Republicans would be foolish to ignore the dramatic shifts that have happened in Atlanta’s suburbs since the start of the Obama era. In fact, according to a new NBC News analysis of presidential results in every county in the U.S., three Atlanta-area suburban Georgia counties — Gwinnett, Henry and Rockdale — increased their Democratic vote share between 2008 and 2020 by more than any other counties in the country…

…Much was made last year about how suburban voters rejected Trump. These suburban Georgia counties tell that story — the lion’s share of the Democratic gains over time came with Trump on the ballot — and they also offer a reminder that Republicans’ suburban problem isn’t just about white voters with a college degree turning up their noses at Trump and Trumpism.

Diversity is a huge part of the story in these three counties. Across Gwinnett, Henry and Rockdale, non-white residents outnumber those who are white alone. And the percentage of the population with a college degree in Henry and Rockdale is actually slightly lower than the state average.

Despite the changing demographics of Georgia, Republicans ran hard on racism and xenophobia in 2020. Our 2020 ad tracking project and report included detailed analysis and ad examples from Georgia (starting at page 22), noting in part:

Both Republican Sen. Kelly Loeffler and Sen. David Perdue doubled down on the divide and distract playbook in the runoff elections … Loeffler went so far as to compare herself to Attila the Hun in a series of ridiculous and xenophobic ads. Her messaging stoked xenophobic responses to COIVD-19 and fearmongered over immigrants and crime. In the runoff, Loeffler dredged up the 2008 attack on Barack Obama and Rev. Jeremiah Wright, attempting to stir the same racial anxieties by linking Warnock to Wright as well. Loeffler’s allies also made coded racist attacks around crime and Warnock’s criticism of aggressive policing tactics…

…During the runoff election, Perdue turned to familiar anti-immigrant attacks on Ossoff. Previously, Perdue had only run scant Facebook ads with such xenophobic attacks, but in the runoff he put attacks on ‘amnesty’ and ‘voting rights for illegal immigrants’ at center stage. The NRSC and the Senate Leadership Fund also ran ads attacking Ossoff for his support for a pathway to citizenship for our undocumented neighbors. Ultimately, Perdue’s divide and distract messaging did not carry enough weight with the majority of Georgia voters.

According to Frank Sharry, Executive Director of America’s Voice: 

Republican Liz Cheney is calling out the Republican Party for becoming ‘the party of white supremacy.’ Meanwhile, CPAC and House Republicans are calling in Donald Trump and Stephen Miller to deepen the party’s embrace of white supremacy.  
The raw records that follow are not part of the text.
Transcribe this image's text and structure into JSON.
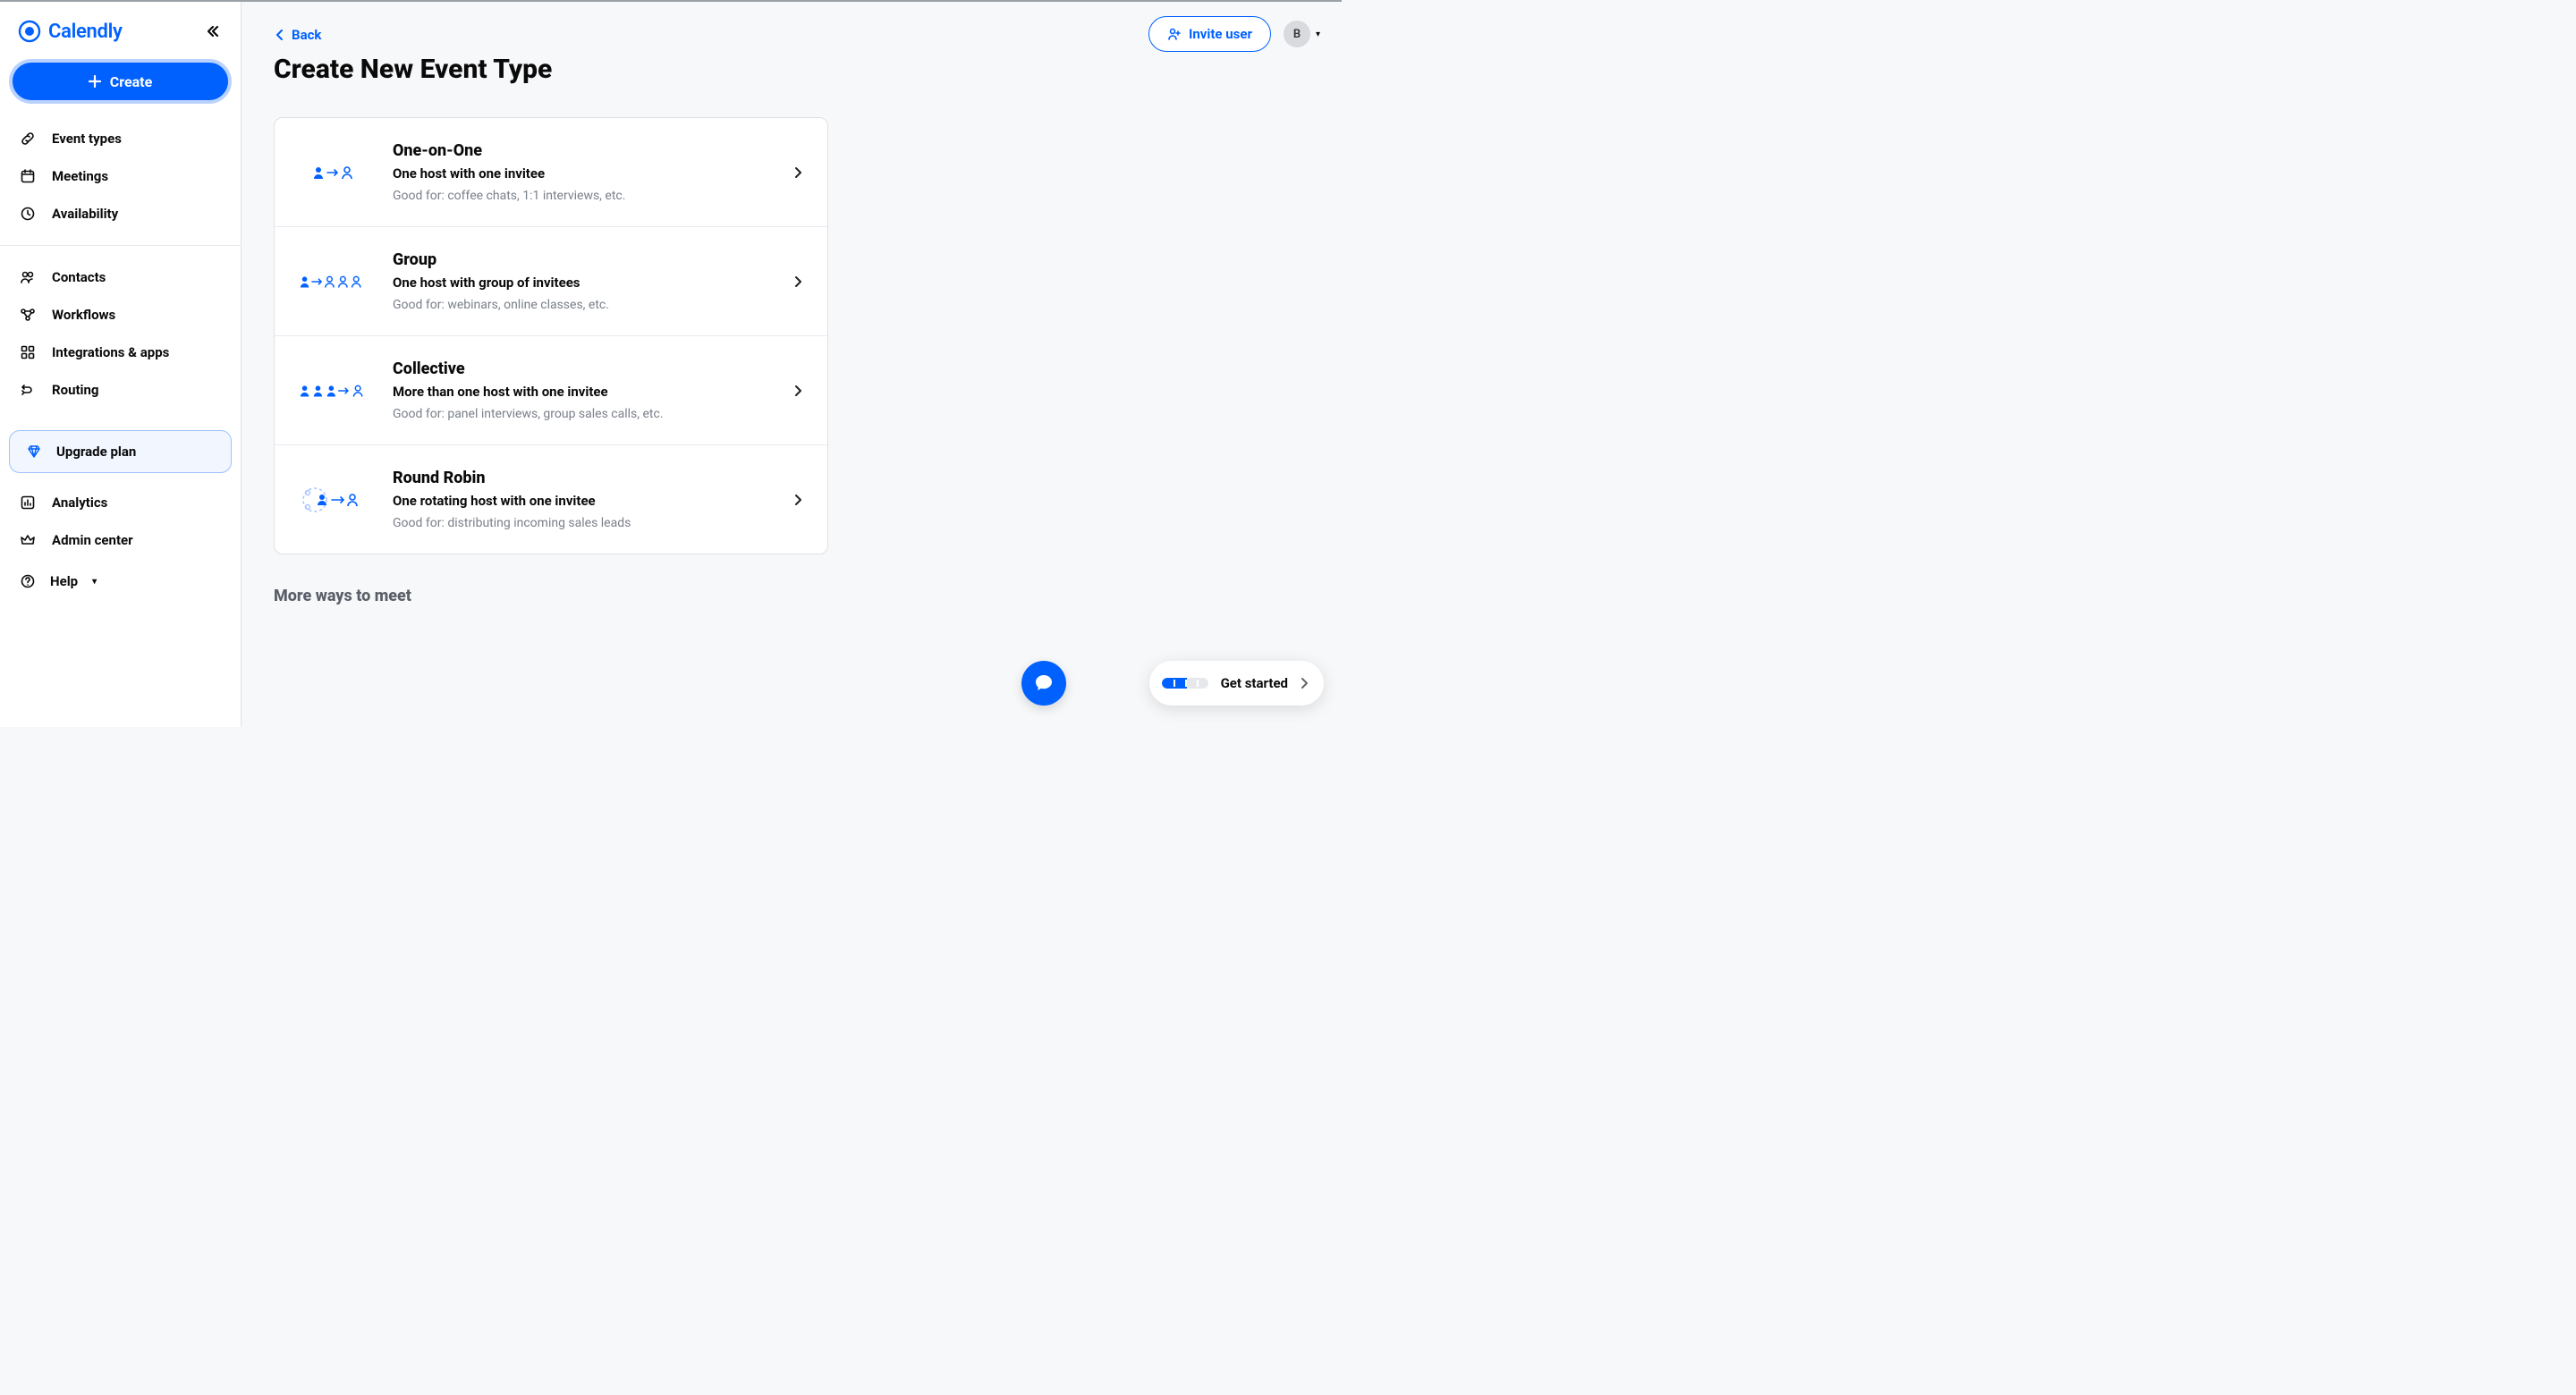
{
  "brand": {
    "name": "Calendly"
  },
  "sidebar": {
    "create_label": "Create",
    "items_a": [
      {
        "label": "Event types"
      },
      {
        "label": "Meetings"
      },
      {
        "label": "Availability"
      }
    ],
    "items_b": [
      {
        "label": "Contacts"
      },
      {
        "label": "Workflows"
      },
      {
        "label": "Integrations & apps"
      },
      {
        "label": "Routing"
      }
    ],
    "upgrade_label": "Upgrade plan",
    "items_c": [
      {
        "label": "Analytics"
      },
      {
        "label": "Admin center"
      }
    ],
    "help_label": "Help"
  },
  "topbar": {
    "invite_label": "Invite user",
    "avatar_initial": "B"
  },
  "page": {
    "back_label": "Back",
    "title": "Create New Event Type",
    "more_ways": "More ways to meet"
  },
  "event_types": [
    {
      "title": "One-on-One",
      "subtitle": "One host with one invitee",
      "desc": "Good for: coffee chats, 1:1 interviews, etc."
    },
    {
      "title": "Group",
      "subtitle": "One host with group of invitees",
      "desc": "Good for: webinars, online classes, etc."
    },
    {
      "title": "Collective",
      "subtitle": "More than one host with one invitee",
      "desc": "Good for: panel interviews, group sales calls, etc."
    },
    {
      "title": "Round Robin",
      "subtitle": "One rotating host with one invitee",
      "desc": "Good for: distributing incoming sales leads"
    }
  ],
  "get_started": {
    "label": "Get started"
  }
}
In Georgia, and in states throughout the Sunbelt, political transformation is well underway. The combination of changing demographics, on-the-ground organizing, and the rejection of Republican racism and xenophobia are driving voters into the hands of Democrats and away from the GOP. 

Instead of changing course, working to reclaim suburban voters, and trying to expand their appeal, Republicans seem intent on speaking only to the cul-de-sac of the Trump base and re-emphasizing that white power is the beating heart of the party. They seem to gloss over the fact that Trump’s demonization of immigrants and refugees backfired badly, helping the Republican Party in the past four years to lose the White House, the Senate and the House. 

Have it at, Republicans.